HG: This relates to the Mimesis statement when you talk about the performance of identity. Can you speak a bit more about this performance aspect of identity?

CAW: The performance aspect of identity is the seamless interactions between the different groups of people in our lives—family, partners, long-time friends, colleagues, professional acquaintances, etc. In some cases these are comfortable roles that are easily slipped into, like the relationship of a parent and child, while others may be carefully practiced and prepared for. To an extent, developing an awareness of this performance lead me to consider the question, “what are you?” more deeply. Not matter what the social situation, if I were to answer the question in a more satisfying way by saying, “I am a naturalized American” or “I am Canadian” this response is rarely adequate to the person asking. Inevitably, the next question would be some form of, “What are you, really?” In these moments, the clear shift toward my outward appearance—beyond my control and dictated by my genetics—can feel like an establishment of social hierarchy, regardless of whether the experience is positive or negative.

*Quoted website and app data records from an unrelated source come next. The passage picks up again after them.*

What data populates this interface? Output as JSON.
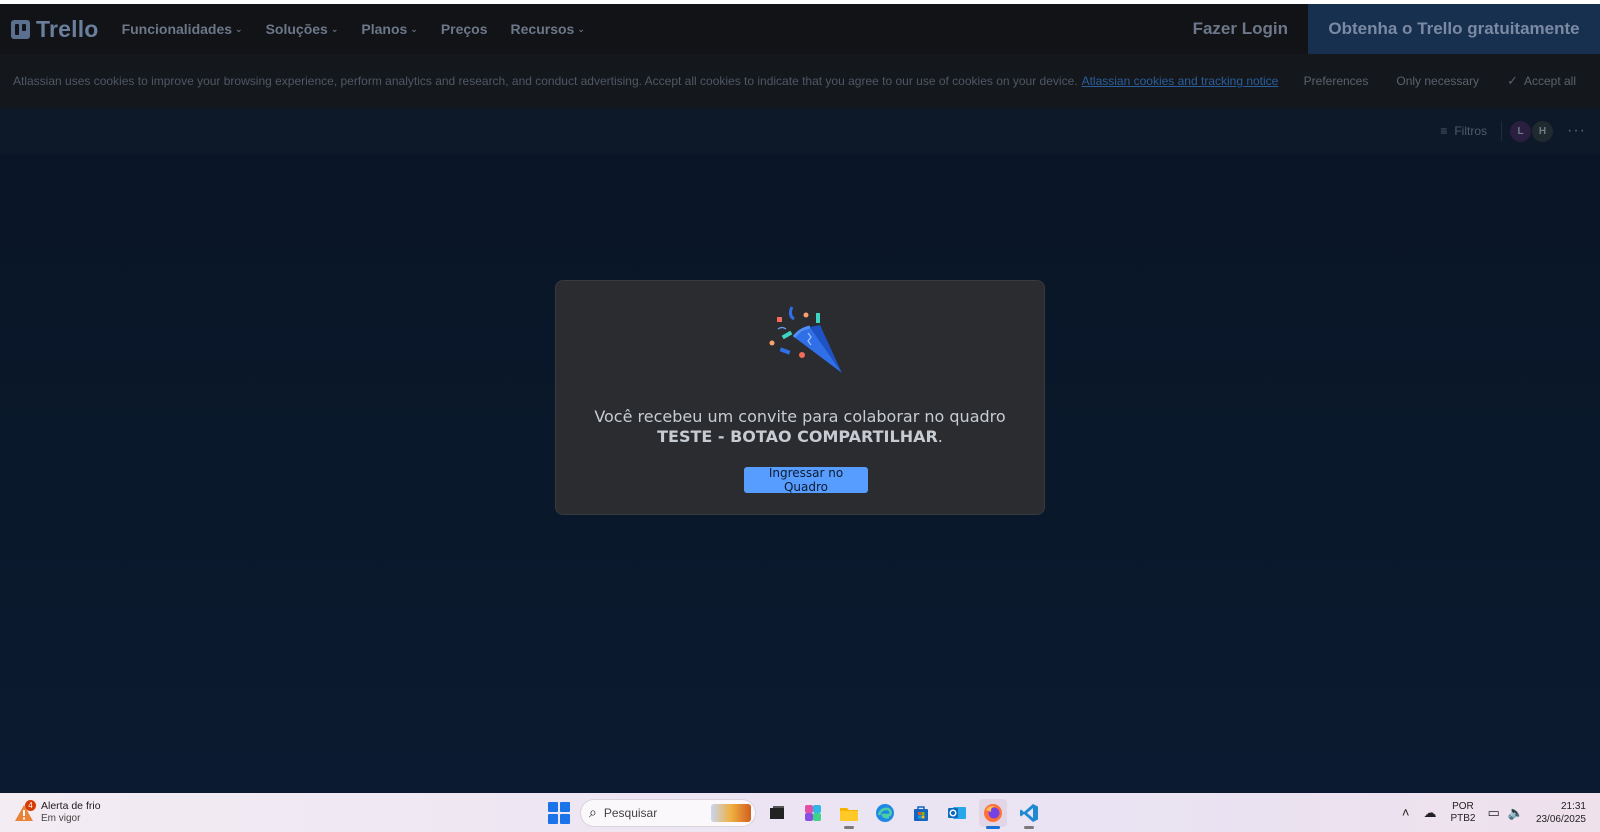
{
  "navbar": {
    "logo_text": "Trello",
    "items": [
      {
        "label": "Funcionalidades",
        "has_chevron": true
      },
      {
        "label": "Soluções",
        "has_chevron": true
      },
      {
        "label": "Planos",
        "has_chevron": true
      },
      {
        "label": "Preços",
        "has_chevron": false
      },
      {
        "label": "Recursos",
        "has_chevron": true
      }
    ],
    "login_label": "Fazer Login",
    "cta_label": "Obtenha o Trello gratuitamente"
  },
  "cookie_banner": {
    "text": "Atlassian uses cookies to improve your browsing experience, perform analytics and research, and conduct advertising. Accept all cookies to indicate that you agree to our use of cookies on your device.",
    "link_label": "Atlassian cookies and tracking notice",
    "preferences_label": "Preferences",
    "only_necessary_label": "Only necessary",
    "accept_all_label": "Accept all"
  },
  "board_header": {
    "filters_label": "Filtros",
    "avatars": [
      "L",
      "H"
    ],
    "more_icon": "ellipsis-icon"
  },
  "modal": {
    "message_prefix": "Você recebeu um convite para colaborar no quadro ",
    "board_name": "TESTE - BOTAO COMPARTILHAR",
    "message_suffix": ".",
    "join_button_label": "Ingressar no Quadro",
    "illustration_icon": "party-popper-icon"
  },
  "taskbar": {
    "weather_badge": "4",
    "weather_title": "Alerta de frio",
    "weather_subtitle": "Em vigor",
    "search_placeholder": "Pesquisar",
    "apps": [
      "task-view-icon",
      "copilot-icon",
      "file-explorer-icon",
      "edge-icon",
      "store-icon",
      "outlook-icon",
      "firefox-icon",
      "vscode-icon"
    ],
    "lang_top": "POR",
    "lang_bottom": "PTB2",
    "time": "21:31",
    "date": "23/06/2025"
  },
  "colors": {
    "accent_button": "#579dff",
    "background": "#0c1a2e",
    "modal_bg": "#2b2c2f"
  }
}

HG: Your work explores who gets asked the question, What are you? Which is very much a conversation of who gets asked this question and who doesn’t. This is often a difficult conversation.

CAW: You are right; it is a difficult thing to explain. When I share this work and discuss the question, “what are you?” and my experience being asked this question, the response can be shock and disbelief. Some people are asked this question throughout their life, and some people are not. I don’t know if a person who has never been asked this question can completely understand but I do hope they become aware of how the human mind strives to index and identify and how certain knowledge and perceptions can lead to control and social hierarchies. Because this work is photographic, it beckons the question, “what am I looking at?” To me, this question reaffirms that photography is the perfect medium to make this work and have this discussion.

HG: Is there an image that is your favorite from this series? Why?

CAW: I am excited by each piece in a different way. Working from one piece to the next, my explorations and questions deepen but no one is more important than the previous. Older pieces in the series that I have lived with for some time feel very comfortable while some new pieces, made in recent months, feel fresh and exciting. Since each piece can take so long to produce—one month to over a year in some cases—I am elated when a piece finally feels complete.

HG: What’s next on your plate either in your work or your life?

CAW : Continuing to make new work for Mimesis is my main focus. There is still so much to explore there. I want to continue to engage in these challenging dialogues and for the work to continue to gain exposure by traveling the series. In my life, I am filled with joy to say that I will be marrying the love of my life—and talented artist—David Emitt Adams next summer. There are so many beautiful and exciting things on the horizon.




All images © Claire A. Warden